Band of brothers

Sibling trio The Cribs have spent a decade forging a rock career from the ground up, writes Paul Kay

PUBLISHED : Thursday, 17 October, 2013, 12:00am
UPDATED : Wednesday, 16 October, 2013, 10:49pm

ONCE DESCRIBED BYQ Magazine as "the biggest cult band in the UK", The Cribs have built one of the most loyal followings in indie rock over the past decade.

But while their hardcore fan base grew with every album, mainstream recognition remained strangely muted - until 2012 that is, when the band marked its 10th anniversary with an impressive double whammy that saw them garner Q's Spirit of Independence award and NME's Outstanding Contribution to Music prize.

Suitably gilded, the band - comprised of brothers Gary, Ryan and Ross Jarman - then released Payola, a greatest hits album (of sorts), on the back of which they have embarked upon a tour that sees them play Hong Kong for the second time. Over the phone from his home in Portland, bassist/singer Gary Jarman talks about his enthusiasm for returning to the city, where the band previously headlined the Clockenflap festival in 2011.

"I remember it being the most beautiful and surreal gig ever," says Jarman of their previous visit, "because we were playing late at night and it was really dark with an amazing view of the harbour. I remember being really jetlagged and the crowd just being really awesome and appreciative. When you've been on the road as long as we have, it's not often you get to go to a place you've never been before. We couldn't be more excited to be coming back and playing, so we'll definitely trying to be doing something memorable."

The Clockenflap set was also significant for Jarman in that it came at a transitional time for The Cribs. Former Smiths and Modest Mouse guitarist Johnny Marr had recently departed the band after a three-year stint and the brothers were getting used to being a three-piece once again while working on their 2012 album, the alliteratively titled In the Belly of the Brazen Bull. Having played only a handful of gigs in 2011, they chose their Hong Kong appearance to unleash some new material. "Hong Kong was the first place that we played Come On, Be a No-one and the first place we played Anna, two of the singles from the last record," says Jarman. "We wanted to debut them there because we wanted that to be part of the songs' history, the fact that they debuted in Hong Kong."

There's a fair chance the band will repeat the trick this time round, says Jarman, as The Cribs have not one but potentially two new albums in the works for 2014.

"We're hoping to do that. That's the plan," he says. "We've always had to balance the two sides of the band, because we've got a poppy side, but our first love is punk rock. For the next records we're trying to idealise them rather than balance them, so we want to make two completely separate records that fully explore each of those sides. We're going down this bipolar route right now and indulging both sides rather than trying to meet in the middle."

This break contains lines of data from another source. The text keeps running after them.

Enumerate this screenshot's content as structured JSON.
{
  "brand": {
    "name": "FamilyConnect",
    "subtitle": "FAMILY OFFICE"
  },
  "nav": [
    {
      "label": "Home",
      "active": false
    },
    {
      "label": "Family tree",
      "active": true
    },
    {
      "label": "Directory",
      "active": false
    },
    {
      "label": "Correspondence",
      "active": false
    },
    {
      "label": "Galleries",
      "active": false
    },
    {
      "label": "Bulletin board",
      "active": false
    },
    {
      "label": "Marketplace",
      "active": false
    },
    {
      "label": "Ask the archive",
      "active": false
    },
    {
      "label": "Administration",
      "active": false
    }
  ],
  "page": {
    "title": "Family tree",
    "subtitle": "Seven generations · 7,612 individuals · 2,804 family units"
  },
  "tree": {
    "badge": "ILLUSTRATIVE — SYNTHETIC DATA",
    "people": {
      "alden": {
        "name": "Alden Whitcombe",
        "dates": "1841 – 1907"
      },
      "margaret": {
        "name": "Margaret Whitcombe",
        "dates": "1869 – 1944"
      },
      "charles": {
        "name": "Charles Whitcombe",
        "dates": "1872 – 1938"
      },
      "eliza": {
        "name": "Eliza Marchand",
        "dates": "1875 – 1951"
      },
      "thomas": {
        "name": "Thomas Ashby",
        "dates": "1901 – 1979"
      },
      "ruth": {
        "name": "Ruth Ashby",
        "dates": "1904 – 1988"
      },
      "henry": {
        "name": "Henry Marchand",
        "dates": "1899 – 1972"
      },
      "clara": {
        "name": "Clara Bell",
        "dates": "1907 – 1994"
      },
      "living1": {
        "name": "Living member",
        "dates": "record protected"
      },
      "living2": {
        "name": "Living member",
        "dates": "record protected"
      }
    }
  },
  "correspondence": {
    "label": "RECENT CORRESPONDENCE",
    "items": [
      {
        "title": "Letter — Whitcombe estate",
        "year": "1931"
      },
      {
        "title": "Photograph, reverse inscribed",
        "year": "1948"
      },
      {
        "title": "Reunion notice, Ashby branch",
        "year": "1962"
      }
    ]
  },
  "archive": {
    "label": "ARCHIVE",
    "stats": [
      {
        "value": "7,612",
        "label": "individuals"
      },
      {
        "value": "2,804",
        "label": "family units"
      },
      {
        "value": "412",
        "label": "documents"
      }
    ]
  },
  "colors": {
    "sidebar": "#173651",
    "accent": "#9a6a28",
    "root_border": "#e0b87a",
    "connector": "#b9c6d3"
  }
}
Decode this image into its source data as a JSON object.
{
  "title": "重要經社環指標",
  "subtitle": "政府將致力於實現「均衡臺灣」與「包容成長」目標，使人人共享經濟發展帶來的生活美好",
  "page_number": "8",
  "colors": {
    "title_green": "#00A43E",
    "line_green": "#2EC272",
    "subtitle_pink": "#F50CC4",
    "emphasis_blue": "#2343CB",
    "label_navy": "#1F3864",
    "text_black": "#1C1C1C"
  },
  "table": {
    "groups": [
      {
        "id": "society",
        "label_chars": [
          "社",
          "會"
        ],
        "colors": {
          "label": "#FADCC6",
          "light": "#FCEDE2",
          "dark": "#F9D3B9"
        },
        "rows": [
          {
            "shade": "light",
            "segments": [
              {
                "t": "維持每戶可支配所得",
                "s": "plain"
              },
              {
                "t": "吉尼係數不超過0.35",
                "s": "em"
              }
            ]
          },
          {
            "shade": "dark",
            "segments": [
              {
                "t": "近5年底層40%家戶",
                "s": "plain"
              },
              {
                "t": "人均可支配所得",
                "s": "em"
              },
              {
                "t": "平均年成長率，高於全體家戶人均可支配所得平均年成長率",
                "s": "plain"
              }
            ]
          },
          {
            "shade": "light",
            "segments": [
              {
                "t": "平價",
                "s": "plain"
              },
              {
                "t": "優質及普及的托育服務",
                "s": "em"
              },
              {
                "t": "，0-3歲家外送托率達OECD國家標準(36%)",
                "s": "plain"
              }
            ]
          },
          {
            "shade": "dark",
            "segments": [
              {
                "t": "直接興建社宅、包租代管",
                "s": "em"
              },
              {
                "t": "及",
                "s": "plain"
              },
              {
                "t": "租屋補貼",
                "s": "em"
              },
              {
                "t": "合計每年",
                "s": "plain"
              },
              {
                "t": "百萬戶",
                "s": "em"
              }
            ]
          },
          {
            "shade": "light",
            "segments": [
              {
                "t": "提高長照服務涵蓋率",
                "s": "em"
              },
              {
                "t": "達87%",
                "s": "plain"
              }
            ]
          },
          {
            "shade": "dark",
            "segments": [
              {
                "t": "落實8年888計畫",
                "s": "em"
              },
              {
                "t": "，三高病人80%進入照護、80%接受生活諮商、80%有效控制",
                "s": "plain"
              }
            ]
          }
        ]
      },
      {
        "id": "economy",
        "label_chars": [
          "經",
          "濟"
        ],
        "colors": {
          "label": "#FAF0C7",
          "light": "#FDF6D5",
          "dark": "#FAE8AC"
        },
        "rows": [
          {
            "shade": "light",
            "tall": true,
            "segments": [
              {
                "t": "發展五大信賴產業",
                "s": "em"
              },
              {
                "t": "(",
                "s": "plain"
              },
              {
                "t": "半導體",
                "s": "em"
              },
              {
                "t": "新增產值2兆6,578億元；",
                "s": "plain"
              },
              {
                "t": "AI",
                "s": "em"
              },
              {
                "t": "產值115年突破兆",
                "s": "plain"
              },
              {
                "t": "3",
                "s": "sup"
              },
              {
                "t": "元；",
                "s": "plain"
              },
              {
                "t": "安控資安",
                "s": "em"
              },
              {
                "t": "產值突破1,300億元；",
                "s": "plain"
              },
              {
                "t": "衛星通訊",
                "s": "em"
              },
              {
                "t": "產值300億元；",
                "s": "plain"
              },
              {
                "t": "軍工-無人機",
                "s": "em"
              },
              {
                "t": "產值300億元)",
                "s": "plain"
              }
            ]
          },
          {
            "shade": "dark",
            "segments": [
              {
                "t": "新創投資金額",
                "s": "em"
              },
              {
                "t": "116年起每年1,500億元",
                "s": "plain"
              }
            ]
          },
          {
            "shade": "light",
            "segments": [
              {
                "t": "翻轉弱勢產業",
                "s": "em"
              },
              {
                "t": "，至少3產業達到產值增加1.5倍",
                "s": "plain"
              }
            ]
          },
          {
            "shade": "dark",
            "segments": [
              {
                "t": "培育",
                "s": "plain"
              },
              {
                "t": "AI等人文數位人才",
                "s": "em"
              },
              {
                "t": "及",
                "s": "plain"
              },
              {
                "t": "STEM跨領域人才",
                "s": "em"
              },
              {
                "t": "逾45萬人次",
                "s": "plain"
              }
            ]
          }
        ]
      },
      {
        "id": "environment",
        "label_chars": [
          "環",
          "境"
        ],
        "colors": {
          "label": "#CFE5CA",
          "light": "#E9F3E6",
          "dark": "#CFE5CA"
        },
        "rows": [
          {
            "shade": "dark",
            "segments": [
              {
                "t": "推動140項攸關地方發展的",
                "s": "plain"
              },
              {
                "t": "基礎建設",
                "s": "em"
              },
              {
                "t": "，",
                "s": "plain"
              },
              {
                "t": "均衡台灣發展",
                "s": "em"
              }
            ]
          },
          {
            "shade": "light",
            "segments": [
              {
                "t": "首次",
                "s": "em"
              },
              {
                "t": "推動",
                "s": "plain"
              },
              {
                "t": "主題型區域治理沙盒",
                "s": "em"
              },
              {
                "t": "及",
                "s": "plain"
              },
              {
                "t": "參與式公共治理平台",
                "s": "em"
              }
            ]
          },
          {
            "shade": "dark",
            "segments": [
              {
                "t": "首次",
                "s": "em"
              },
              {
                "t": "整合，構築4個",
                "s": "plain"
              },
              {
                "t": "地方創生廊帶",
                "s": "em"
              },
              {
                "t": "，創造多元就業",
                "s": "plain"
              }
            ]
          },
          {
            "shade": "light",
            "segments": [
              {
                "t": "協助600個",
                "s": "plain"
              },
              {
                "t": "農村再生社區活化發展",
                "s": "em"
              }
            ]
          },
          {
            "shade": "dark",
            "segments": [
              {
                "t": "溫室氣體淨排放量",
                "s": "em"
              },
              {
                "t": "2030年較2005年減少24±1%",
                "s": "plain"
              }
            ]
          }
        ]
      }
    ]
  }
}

Jarman says they have already begun recording with producer Steve Albini - whose credits include Nirvana, The Pixies and Iggy & the Stooges, as well as The Cribs' In the Belly of the Brazen Bull - and that they may road test a new song or two in Hong Kong, if they're ready.

More than 10 years in, the band still gets a kick out of touring, says Jarman, especially when they chart new horizons; this tour takes them to Vietnam, Malaysia and Singapore, as well as returning to Japan and Australia.

"When we first started touring it was so glamorous. Even if we were just in Northampton or Hull, it still seemed really exciting for us," says Jarman. "Over time it does lose its magic a little bit - we've traversed the globe for 10 years now - but the thing that keeps it fresh and the thing we really like about it is getting to different places."

Despite the band's success, Jarman remains down to earth and humble, and genuinely appreciative of the fact that he and his brothers have been able to make a career out of doing what they love without sacrificing their musical principles and while retaining a punkish, DIY ethos. "We never had an easy path as far as mainstream support went. We didn't really have the advantages a lot of major label bands had, bands who were a lot more willing to play the game," says Jarman. Jarman's twin brother, Ryan, famously told the NME in 2012 that he didn't think Nirvana would get signed today, and Gary Jarman is also candid on the state of the music industry. "The major labels have money but they just waste it and they're behind the times, while the indie labels are more effective in what they're doing but they don't have any way of bringing money in," he says.

He also laments the death of physical record buying, and recalls how he and Ryan would save up their school lunch money to buy records, once not eating lunch for 10 days to buy a Ramones album.

It's this type of commitment and intensity that the Jarmans will be bringing to Kitec in Kowloon Bay on October 31. Perhaps surprisingly - and fortunately given our city's obsession with the occasion - the band are big fans of Halloween, and added a spooked-out edge to their Sheffield O2 Academy show this time last year. "We had Halloween music on the PA system, and we all dressed up and decorated the stage. To revel in that schlock horror vibe is totally awesome. So we'll be doing something along those lines for sure."

Indie punk meets ghosts and ghouls. What more could you want from Halloween?


The Cribs, Kitec Music Zone, 1 Trademart Drive, Kowloon Bay, October 31, 8pm, HK$300 (advance), HK$360 (door). Inquiries: